When Hopkins implemented mandatory, universal satisfactory/unsatisfactory (S/U) grading for all undergraduates at Homewood on March 27, we supported the decision. It took into account the thousands of students who had signed petitions demanding alternative grading systems during the ongoing coronavirus pandemic, as well as direct input from the Student Government Association (SGA) and the Homewood Academic Council.
While the Krieger School of Arts and Sciences (KSAS) and the Whiting School of Engineering (WSE) have adopted the mandatory S/U grading policy, one Hopkins division for undergraduates has not: the Peabody Institute.
On March 27, Peabody settled for an opt-out S/U system for this spring. On April 2, KSAS administrators clarified that dual-degree students will be subject to Homewood’s grading policy for all of their classes. Although Peabody administrators stated that the policy was appropriate for their students, why their decision differs from that of KSAS or WSE remains unclear.
Since the suspension of in-person classes, Homewood students have become all too familiar with the complications of online learning. The structure of lectures and seminars has remained largely the same, but lab courses have changed significantly. In all cases, students’ capacity to learn and engage is limited.
For students at Peabody, the obstacles of learning online are even more pronounced. Nearly every Peabody course, with a focus on developing vocal, instrumental or dance skills, requires in-person interaction by nature. While only some Homewood classes are drastically different online, most Peabody courses are now unrecognizable.
Peabody has loaned out over 150 instruments. But not all students have the necessary resources; some are using keyboards printed on paper. Not all students have the privacy, space or environment they need in their homes to practice; some are dancing on unsuitable floors at the expense of their health.
Perhaps one of the greatest disappointments for these students is that they no longer have the final concerts or recitals that are central to their education. They must sing, play or dance alone, without an audience, a stage or accompaniment. They do not have the most important platform they need to demonstrate what they have learned this year.

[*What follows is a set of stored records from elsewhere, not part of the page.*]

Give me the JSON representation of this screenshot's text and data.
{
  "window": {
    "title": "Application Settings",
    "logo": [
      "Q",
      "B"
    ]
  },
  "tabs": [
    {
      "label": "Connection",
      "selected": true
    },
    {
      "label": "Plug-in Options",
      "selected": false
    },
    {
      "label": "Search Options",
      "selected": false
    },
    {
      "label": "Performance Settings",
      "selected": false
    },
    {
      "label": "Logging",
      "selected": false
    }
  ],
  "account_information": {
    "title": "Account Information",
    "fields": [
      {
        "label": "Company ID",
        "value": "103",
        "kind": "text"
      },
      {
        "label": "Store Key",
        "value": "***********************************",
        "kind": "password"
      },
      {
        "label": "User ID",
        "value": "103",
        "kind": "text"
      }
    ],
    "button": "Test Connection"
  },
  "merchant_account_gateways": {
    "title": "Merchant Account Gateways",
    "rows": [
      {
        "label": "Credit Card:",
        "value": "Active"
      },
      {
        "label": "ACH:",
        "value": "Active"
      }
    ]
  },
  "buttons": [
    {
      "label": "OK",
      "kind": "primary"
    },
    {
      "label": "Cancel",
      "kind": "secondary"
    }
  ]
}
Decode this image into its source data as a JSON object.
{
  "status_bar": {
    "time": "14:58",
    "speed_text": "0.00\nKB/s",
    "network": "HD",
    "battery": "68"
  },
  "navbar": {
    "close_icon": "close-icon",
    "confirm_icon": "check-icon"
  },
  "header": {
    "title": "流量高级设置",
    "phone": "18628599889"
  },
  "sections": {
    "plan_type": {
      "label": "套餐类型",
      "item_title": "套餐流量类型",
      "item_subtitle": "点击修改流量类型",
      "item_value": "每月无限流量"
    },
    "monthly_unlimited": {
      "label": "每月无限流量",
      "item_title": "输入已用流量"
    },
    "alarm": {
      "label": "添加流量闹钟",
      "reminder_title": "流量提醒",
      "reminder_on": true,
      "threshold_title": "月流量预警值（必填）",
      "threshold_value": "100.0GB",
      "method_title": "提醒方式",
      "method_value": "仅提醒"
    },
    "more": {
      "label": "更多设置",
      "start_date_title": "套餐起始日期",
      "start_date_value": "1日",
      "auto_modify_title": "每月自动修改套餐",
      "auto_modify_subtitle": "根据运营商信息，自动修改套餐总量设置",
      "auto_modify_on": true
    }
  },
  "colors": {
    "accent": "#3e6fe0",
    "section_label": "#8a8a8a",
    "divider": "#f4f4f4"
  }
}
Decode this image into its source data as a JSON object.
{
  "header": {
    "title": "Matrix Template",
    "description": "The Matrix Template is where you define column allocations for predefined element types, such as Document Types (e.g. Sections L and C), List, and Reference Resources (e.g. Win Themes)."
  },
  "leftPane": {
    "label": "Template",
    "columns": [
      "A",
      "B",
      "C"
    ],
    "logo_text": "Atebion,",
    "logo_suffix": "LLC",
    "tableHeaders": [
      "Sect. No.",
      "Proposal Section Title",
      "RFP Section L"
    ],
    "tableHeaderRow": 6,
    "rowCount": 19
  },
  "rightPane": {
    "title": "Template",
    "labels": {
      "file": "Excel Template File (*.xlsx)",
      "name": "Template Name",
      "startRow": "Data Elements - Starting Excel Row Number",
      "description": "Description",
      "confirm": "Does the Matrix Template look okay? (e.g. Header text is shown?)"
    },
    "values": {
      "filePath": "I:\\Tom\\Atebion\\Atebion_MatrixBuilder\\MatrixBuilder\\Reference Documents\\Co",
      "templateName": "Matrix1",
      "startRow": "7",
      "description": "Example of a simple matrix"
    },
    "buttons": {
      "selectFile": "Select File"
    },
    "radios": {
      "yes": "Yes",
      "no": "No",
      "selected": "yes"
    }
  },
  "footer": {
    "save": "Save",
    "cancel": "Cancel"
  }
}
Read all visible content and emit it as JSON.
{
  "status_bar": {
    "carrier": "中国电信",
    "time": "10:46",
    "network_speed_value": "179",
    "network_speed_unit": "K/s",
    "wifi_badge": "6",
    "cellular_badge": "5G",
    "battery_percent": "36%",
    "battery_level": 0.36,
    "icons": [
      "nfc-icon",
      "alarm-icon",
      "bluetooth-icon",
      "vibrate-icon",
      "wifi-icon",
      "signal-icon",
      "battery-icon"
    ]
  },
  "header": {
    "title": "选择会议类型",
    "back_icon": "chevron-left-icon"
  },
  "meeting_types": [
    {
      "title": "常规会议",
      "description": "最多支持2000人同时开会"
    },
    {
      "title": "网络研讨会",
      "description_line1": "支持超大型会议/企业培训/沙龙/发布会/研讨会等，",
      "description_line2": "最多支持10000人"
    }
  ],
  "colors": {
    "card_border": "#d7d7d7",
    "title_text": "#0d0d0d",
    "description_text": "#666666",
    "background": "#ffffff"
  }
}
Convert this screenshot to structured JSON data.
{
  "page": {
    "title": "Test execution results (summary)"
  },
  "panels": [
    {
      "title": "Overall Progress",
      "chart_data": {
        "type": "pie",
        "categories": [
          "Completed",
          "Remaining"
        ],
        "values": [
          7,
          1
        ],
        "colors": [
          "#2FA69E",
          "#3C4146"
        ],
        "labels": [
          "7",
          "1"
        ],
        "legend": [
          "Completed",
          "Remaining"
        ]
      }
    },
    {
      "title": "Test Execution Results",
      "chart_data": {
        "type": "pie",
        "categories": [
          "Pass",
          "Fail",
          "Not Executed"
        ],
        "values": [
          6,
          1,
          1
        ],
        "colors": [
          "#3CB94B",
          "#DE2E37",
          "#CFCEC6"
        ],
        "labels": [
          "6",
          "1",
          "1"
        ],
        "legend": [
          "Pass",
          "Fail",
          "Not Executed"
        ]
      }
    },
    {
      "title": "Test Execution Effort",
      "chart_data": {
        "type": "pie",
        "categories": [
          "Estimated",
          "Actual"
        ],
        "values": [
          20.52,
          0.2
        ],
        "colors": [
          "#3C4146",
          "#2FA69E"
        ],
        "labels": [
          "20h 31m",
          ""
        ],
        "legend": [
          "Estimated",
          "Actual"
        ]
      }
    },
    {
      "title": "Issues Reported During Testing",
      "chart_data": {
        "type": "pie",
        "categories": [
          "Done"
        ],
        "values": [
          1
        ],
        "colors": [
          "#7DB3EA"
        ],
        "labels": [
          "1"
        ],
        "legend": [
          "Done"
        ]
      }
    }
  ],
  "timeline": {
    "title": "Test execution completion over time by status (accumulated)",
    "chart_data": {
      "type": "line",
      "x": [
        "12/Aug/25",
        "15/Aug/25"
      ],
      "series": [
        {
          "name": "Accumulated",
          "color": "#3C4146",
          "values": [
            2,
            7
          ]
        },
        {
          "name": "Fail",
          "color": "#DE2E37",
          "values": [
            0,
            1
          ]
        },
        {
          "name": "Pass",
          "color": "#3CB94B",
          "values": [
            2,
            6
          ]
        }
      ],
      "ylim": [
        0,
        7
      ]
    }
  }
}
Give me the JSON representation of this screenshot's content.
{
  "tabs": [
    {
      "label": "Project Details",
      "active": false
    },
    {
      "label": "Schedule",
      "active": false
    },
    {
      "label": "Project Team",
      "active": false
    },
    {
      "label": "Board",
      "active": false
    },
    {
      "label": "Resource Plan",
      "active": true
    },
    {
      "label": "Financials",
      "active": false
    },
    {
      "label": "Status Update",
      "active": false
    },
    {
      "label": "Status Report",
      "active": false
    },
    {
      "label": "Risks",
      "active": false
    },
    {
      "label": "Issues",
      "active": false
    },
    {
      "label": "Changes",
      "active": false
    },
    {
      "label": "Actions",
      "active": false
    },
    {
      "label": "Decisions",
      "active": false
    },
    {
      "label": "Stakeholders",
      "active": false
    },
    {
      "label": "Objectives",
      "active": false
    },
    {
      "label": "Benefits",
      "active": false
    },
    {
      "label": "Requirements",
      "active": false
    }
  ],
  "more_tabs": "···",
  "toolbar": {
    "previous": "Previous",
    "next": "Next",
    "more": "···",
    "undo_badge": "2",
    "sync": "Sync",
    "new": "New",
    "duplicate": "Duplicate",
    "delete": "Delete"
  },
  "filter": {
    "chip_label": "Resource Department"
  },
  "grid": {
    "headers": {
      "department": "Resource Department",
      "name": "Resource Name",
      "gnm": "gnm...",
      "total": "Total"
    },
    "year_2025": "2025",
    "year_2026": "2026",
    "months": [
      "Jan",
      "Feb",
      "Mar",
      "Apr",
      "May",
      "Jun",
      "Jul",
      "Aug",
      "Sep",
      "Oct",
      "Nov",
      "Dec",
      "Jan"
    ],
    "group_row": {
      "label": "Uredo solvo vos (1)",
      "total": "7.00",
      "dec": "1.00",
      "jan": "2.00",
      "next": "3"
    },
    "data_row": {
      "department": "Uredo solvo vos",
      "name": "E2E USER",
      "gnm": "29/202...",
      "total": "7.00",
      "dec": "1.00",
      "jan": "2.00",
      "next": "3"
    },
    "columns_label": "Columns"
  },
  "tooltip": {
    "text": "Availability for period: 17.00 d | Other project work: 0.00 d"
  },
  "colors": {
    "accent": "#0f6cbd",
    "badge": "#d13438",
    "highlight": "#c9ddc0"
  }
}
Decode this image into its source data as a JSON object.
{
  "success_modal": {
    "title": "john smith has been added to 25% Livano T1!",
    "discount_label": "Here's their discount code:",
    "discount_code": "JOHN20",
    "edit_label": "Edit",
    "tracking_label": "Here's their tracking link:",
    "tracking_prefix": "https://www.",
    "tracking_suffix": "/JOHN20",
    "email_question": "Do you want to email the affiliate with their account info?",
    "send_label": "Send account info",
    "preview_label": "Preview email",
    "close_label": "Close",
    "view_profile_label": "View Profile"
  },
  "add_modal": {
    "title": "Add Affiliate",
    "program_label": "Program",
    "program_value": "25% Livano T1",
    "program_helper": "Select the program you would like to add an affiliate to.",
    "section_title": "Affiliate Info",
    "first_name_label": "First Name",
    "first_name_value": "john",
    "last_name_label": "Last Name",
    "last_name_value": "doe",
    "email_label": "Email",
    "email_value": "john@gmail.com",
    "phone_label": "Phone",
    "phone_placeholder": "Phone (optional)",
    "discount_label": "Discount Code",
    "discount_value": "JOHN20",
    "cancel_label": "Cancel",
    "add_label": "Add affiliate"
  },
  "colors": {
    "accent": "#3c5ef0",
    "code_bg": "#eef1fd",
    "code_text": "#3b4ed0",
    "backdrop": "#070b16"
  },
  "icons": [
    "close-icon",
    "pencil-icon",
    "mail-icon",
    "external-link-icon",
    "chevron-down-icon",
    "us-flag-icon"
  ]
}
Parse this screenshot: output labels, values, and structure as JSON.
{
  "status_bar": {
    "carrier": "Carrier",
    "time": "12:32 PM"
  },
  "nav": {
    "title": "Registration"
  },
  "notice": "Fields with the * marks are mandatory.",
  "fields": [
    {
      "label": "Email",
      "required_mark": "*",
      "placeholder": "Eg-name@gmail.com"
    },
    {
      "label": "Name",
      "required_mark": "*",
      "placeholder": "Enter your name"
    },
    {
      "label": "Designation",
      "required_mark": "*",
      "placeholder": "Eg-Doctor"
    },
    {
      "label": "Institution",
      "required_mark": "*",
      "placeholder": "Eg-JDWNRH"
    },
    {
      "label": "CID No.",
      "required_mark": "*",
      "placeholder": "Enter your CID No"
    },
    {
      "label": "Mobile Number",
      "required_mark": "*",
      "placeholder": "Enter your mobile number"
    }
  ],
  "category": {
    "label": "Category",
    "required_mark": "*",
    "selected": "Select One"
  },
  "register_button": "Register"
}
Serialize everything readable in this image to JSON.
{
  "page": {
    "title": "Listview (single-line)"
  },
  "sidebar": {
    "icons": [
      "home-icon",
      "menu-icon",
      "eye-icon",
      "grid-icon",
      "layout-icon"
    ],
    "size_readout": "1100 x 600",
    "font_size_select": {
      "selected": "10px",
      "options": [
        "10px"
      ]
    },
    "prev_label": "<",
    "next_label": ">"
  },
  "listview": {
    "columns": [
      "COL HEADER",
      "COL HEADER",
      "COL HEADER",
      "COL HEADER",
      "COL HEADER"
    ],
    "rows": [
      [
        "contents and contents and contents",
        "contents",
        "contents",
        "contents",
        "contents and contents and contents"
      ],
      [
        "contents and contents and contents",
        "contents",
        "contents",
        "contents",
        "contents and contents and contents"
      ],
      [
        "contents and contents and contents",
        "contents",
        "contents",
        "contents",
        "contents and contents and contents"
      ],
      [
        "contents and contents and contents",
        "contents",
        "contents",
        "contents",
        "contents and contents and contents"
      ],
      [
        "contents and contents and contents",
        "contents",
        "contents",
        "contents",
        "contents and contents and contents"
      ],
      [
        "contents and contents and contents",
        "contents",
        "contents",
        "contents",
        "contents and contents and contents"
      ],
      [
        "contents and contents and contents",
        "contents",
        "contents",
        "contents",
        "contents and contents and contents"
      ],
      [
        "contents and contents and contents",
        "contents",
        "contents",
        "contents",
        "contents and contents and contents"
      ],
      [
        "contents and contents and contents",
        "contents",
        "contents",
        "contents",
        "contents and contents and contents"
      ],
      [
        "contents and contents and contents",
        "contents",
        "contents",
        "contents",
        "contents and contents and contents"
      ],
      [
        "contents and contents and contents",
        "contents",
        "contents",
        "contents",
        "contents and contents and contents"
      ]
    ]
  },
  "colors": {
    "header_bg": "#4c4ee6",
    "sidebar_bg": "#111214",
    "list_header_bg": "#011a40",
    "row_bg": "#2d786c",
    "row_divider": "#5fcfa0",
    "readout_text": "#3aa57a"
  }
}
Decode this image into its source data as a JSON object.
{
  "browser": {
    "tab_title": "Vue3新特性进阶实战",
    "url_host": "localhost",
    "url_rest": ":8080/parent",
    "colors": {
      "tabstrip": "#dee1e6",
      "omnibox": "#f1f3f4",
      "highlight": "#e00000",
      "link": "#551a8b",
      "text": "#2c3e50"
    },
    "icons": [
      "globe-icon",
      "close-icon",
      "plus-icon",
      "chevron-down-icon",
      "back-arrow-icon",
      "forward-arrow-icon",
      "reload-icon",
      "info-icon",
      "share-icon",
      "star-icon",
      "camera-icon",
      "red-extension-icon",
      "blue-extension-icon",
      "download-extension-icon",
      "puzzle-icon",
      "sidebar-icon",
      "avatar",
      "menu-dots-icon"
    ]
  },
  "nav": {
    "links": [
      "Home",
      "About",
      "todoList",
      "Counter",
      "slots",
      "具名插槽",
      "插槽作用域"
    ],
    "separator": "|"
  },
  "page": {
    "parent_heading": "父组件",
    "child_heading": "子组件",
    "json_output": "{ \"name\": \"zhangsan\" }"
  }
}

Peabody students are largely upset at opt-out S/U grading, and for good reason. Evaluating performances through Zoom is extremely difficult when not all students have access to decent sound quality or stable internet. It simply does not make sense to ascribe grades to a drastically altered online learning experience. The grades students get this semester will not reflect their actual ability.
Universal S/U grading guarantees that students can prioritize their health this semester. Under an optional S/U grading system, graduate and professional program applicants could be rejected on the basis of keeping their grades covered. In a crisis like this, students should be prioritizing their physical and mental well-being, not their grades.
Homewood administrators understood the need to even the playing field for all. Peabody administrators did not. It is worth noting that this is not the first time that there have been notable discrepancies between Peabody and Homewood students in terms of the support that they receive. Though formally a part of the Hopkins population, Peabody undergraduates do not have the same immediate access to vital student services as KSAS and WSE students do. They must travel to Homewood for resources such as HelWell, the Counseling Center and the Office of Institutional Equity.
Peabody students’ ability to organize is also severely limited. The student body is smaller than Homewood’s, and the Peabody General Assembly is less developed than SGA. When Peabody undergraduates feel that their needs are not being met, how do they mobilize? How do they ensure that their voices are heard?
In this time of crisis, it is especially important that all undergraduates are able to prioritize their mental and physical health. For Homewood students, having a mandatory S/U grading system has made this easier to do. Peabody students deserve the same.